“These jobs can only work if the client understands you. If the client just wants to employ you because they know your name and think you’re cool and they don’t understand your culture and where you come from, then it’s never going to be a good experience,” says Jackson. “Most brands approach me because they like that I don’t compromise. I mean, I’m not the easiest person to work with but I think I can give people the results they want.”
Some of Jackson’s most satisfying commercial design projects have been with fashion brands including Stüssy, for whom he created a line of T-shirts in 2013 with phrases like “Can You Feel It?” pulled from classic records from his past. It aligns with his own experience growing up on Stüssy—Jackson still has one of their first T-shirts.
“I’ve been really lucky to work with some of the [best] fashion brands in the world. I mean I worked with Stone Island which for me is more than a fashion brand—it’s a fuckin’ foundation,” he says. “I mean I’ve always bought Massimo Osti’s stuff. I was addicted to it, so that was an amazing experience going to the factory and seeing their amazing archive. That was an honor to work for them.”
Growing up in ’80s London under the influence of DIY hip-hop culture and the fashion tribes of the warehouse scene, Jackson recalls a time when individuality was the name of the game.
“I think the problem is that concept of being original and unique is becoming lost,” he says. “Unfortunately I think that world has become very materialistic. It’s very difficult for young people because they are constantly bombarded with aspirational things. I mean when the Nike Jordan came out in ‘85 or whenever, I wanted a pair, but most of my aspirations were creative ones.”

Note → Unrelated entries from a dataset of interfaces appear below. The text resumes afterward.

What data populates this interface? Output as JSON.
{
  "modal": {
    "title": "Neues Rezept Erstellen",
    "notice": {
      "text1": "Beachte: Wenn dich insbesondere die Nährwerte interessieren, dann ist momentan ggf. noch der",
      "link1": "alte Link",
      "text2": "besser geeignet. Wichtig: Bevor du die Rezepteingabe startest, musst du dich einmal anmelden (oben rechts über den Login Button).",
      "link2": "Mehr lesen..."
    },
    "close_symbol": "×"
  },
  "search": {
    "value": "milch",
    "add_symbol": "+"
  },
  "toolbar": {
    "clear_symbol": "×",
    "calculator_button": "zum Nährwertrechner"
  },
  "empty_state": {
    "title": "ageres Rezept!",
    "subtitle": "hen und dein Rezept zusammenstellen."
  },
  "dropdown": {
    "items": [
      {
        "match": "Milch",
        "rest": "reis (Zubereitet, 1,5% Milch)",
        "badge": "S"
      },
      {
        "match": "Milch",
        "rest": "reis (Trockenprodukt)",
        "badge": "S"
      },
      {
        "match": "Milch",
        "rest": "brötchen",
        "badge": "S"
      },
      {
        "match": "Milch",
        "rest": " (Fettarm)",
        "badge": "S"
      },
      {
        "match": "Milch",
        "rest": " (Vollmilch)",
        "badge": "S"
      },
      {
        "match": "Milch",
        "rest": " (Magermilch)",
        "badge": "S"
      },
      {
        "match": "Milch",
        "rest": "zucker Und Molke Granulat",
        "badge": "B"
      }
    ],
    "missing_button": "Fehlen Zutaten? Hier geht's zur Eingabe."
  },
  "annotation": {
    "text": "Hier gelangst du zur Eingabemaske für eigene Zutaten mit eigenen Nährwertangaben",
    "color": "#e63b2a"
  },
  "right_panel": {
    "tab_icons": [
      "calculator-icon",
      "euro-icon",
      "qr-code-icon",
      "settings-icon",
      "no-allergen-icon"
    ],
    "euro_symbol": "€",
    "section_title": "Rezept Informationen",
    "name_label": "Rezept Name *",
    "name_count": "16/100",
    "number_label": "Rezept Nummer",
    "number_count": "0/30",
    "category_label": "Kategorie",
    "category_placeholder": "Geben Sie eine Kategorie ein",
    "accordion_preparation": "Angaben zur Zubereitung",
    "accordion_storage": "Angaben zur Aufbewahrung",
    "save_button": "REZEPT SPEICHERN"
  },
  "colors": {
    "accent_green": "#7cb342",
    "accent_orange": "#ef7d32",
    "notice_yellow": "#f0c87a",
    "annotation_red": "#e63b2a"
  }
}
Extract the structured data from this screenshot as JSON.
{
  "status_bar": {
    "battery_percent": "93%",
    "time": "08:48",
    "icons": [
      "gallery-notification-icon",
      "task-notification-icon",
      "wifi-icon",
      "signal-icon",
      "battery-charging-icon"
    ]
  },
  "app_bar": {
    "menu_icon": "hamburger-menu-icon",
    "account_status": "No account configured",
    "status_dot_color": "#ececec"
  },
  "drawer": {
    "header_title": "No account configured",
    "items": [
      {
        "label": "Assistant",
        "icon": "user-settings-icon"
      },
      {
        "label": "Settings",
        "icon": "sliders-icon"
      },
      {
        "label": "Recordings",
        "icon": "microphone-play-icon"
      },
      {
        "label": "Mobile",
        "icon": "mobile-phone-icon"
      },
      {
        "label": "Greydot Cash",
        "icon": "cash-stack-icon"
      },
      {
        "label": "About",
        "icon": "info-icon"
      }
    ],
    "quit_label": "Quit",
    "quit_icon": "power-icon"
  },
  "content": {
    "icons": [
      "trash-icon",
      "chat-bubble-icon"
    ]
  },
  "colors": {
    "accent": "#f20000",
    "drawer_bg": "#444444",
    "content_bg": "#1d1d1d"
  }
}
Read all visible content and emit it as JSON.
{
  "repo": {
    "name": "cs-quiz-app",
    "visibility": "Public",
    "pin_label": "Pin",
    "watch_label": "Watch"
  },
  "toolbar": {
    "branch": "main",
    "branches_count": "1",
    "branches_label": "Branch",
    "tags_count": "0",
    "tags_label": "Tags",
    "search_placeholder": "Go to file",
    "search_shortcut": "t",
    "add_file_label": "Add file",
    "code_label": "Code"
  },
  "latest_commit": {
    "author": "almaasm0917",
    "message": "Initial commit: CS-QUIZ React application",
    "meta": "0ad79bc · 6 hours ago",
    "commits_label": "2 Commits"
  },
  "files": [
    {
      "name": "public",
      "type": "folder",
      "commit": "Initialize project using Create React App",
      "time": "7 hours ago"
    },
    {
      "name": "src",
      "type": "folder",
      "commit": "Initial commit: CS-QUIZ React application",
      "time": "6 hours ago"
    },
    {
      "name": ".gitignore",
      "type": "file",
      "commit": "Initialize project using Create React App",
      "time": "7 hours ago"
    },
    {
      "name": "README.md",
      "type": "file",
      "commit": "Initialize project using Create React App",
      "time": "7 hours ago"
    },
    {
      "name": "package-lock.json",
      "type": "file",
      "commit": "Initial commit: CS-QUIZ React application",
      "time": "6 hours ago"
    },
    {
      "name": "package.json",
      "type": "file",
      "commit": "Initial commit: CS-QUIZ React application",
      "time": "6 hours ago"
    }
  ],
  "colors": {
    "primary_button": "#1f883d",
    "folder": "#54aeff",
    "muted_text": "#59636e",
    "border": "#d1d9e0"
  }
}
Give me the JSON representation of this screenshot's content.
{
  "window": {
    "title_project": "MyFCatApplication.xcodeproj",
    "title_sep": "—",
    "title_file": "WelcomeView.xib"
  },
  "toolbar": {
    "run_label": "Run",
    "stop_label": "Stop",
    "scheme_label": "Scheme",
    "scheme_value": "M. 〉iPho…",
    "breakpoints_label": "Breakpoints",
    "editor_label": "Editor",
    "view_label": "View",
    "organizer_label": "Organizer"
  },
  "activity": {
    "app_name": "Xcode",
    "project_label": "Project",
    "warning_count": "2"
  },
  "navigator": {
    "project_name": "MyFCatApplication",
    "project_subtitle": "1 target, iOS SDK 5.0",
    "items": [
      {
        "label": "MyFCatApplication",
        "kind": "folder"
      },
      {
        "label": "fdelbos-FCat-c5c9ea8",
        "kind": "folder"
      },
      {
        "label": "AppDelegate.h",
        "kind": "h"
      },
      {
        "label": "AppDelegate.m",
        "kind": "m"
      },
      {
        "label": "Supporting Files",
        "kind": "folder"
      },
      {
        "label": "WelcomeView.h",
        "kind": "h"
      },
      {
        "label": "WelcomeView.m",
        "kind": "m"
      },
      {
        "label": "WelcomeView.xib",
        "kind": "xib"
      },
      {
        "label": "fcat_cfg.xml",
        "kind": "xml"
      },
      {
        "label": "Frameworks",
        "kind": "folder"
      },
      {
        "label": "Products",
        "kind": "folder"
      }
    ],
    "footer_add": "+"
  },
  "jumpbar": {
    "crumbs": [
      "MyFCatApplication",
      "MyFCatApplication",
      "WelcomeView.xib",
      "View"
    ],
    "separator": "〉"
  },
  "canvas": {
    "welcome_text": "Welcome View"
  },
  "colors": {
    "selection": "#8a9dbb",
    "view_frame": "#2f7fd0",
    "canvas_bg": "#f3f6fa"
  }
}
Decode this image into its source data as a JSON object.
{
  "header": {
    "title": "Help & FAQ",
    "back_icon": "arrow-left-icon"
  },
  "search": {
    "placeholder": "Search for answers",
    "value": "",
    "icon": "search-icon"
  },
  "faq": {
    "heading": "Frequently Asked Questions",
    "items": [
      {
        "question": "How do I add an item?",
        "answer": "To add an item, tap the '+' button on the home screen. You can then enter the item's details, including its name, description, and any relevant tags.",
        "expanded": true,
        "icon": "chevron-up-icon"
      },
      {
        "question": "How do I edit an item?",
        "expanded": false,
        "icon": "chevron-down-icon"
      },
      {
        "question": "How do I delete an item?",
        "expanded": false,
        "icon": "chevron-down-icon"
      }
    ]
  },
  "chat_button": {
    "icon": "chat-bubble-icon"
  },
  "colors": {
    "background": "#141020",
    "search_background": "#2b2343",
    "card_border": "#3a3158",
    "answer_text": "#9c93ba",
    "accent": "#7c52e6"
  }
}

“These people come from a hip- hop culture that is so powerful with roots… and they’re going to negate that by wanting to be part of this facile European fashion world.”
For someone brought up on the DIY Gucci and Louis Vuitton reconstructions of Harlem’s Dapper Dan, Jackson looks on in dismay at the aspirational conformity in today’s hip-hop scene.
“I used to love the way Dapper Dan and people like Biz Markie were wearing all this designer stuff but it was very much about subverting the brands. They were taking things they couldn’t afford, from a culture that wasn’t theirs and they were sticking their fingers up to it,” he says.
Now that artists like Pharrell and Kanye West have become so fully ingrained in the world of high fashion, Jackson feels it detracts from their ability to stand against that very establishment. The same can be said for Dapper Dan’s recent collaboration with Gucci, which includes a capsule collection and the resurrection of his Harlem atelier—now “powered” by official Gucci fabrics. The legitimization of hip-hop in the fashion world has taken away a healthy amount of its authenticity. The braggadocios luxury cosigns once touted by rappers have been replaced by bona fide product placement.
“These people come from a hip-hop culture that is so powerful with roots that resonate across the planet with real meaning and purpose – and they’re going to negate that by wanting to be part of this facile European fashion world,” laments Jackson. “It’s bollocks. But I don’t even know what hip-hop culture is anymore.”
This story originally appeared in Highsnobiety Magazine Issue 16. Purchase the magazine, alongside the flexi disk pictured above from our online store.